The GDP is defined as the market value of all final goods and services provided within a country in a given period of time. The U.S. GDP being higher than it was 60 years ago shows that the U.S. if producing more goods and services and that the economy is improving. It does not however tell which goods and services are being produced or reflect the unemployment rate. Some limitations of the GDP include people what their output is as well as their down town, the products themselves whether it is the environmental effects or the quality of the products. The GDP is still a important tool because it measures the total output of the particular country. The GDP can be compared to itself from a different period to demonstrate how the economy has improved or worsened. 2) What is an intermediate good? How does an intermediate good differ from a final good?
Explain why it is the case that the value of intermediate goods produced and sold during the year is not included directly as part of GDP, but the value of intermediate goods produced and not sold is included directly as part of GDP. Intermediate goods are the products or services that will eventually become the final product or the final goods. These items are the preliminary goods so these are still in process and net yet ready to be sold where as a final good is ready to go on the market and be sold to consumers. If the value of the intermediate good is factored in the GDP then it would be factored twice because this value is already a part of the GDP once the finalized product goes on the market. However say that an intermediate good is not processed or resold as the final product its value must be factored in the GDP. This is only the case if the intermediate goods were not resold within that year. These intermediate goods become part of the company’s inventories.

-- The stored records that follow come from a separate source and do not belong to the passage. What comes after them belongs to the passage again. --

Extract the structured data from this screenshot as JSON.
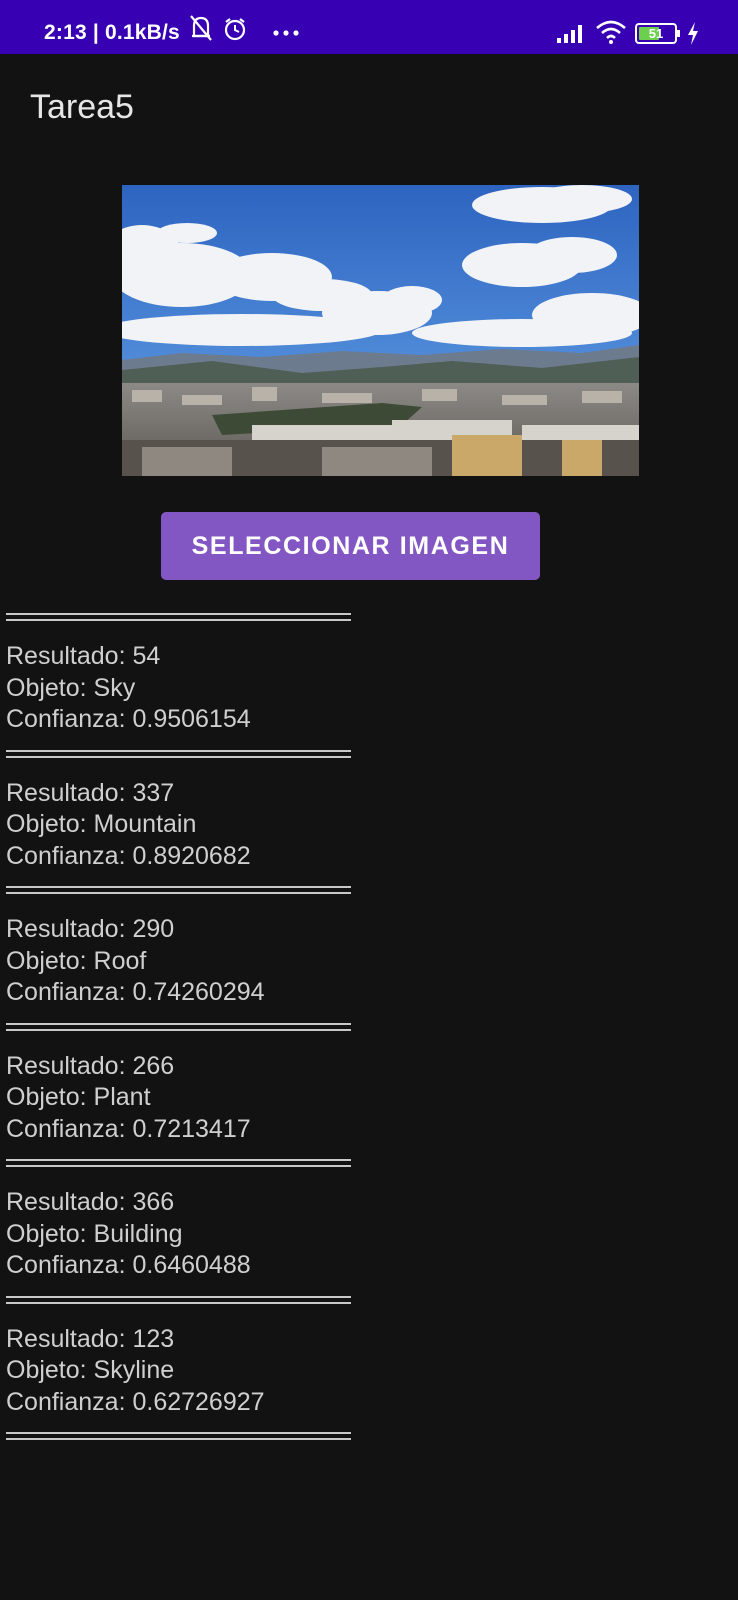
{
  "status_bar": {
    "time": "2:13 | 0.1kB/s",
    "battery": "51",
    "icons": [
      "mute-icon",
      "alarm-icon",
      "more-dots-icon",
      "signal-icon",
      "wifi-icon",
      "battery-icon",
      "charging-icon"
    ]
  },
  "app": {
    "title": "Tarea5"
  },
  "image": {
    "description_icon": "cityscape-photo"
  },
  "button": {
    "label": "SELECCIONAR IMAGEN"
  },
  "results": [
    {
      "resultado": "Resultado: 54",
      "objeto": "Objeto: Sky",
      "confianza": "Confianza: 0.9506154"
    },
    {
      "resultado": "Resultado: 337",
      "objeto": "Objeto: Mountain",
      "confianza": "Confianza: 0.8920682"
    },
    {
      "resultado": "Resultado: 290",
      "objeto": "Objeto: Roof",
      "confianza": "Confianza: 0.74260294"
    },
    {
      "resultado": "Resultado: 266",
      "objeto": "Objeto: Plant",
      "confianza": "Confianza: 0.7213417"
    },
    {
      "resultado": "Resultado: 366",
      "objeto": "Objeto: Building",
      "confianza": "Confianza: 0.6460488"
    },
    {
      "resultado": "Resultado: 123",
      "objeto": "Objeto: Skyline",
      "confianza": "Confianza: 0.62726927"
    }
  ],
  "colors": {
    "status_bar": "#3700b3",
    "background": "#121212",
    "button": "#8357c3",
    "text": "#cfcfcf"
  }
}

3) GDP is defined as the market value of all final goods and services produced within a country in a given period of time. In spite of this definition, some production is left out of GDP. Explain why some final goods and services are not included.
There are some final goods that are not counted in the GDP due to the inability to measure these products. These products may not be measured because they are illegal products considered to be bad products. They may also be products that are kept within the home or through family. The GDP is unable to measure services that family members provide for each other.
4) The table below contains data for country A for the year 2010. Household purchases of durable goods
Household purchases of nondurable goods
Household purchases of services
Household purchases of new housing
Purchases of capital equipment
Purchases of new structures
Salaries of government workers
Government expenditures on public works
Foreign purchases of domestically produced goods
Domestic purchases of foreign goods
Refer to the Table above to answer the following questions. a. What was country A’s GDP in 2010?
The GDP is $4,111.
b. What was country A’s consumption in 2010?
Country A’s consumption for 2010 was $3,311.
c. What was country A’s investment in 2010?
The Investment for 2010 was $1,999.
d. What were country A’s government purchases in 2010?
Government purchases in 2010 were $$1,975.
e. What were country A’s exports and imports in 2010? What was the net export in 2010? In 2010 the exports and imports were $208. The net export which is determined by subtracting the amount of imports from the amount of exports was -$32.
Mankiw, N. Principles of Macroeconomics. 7th Edition. Cengage Learning, 2015.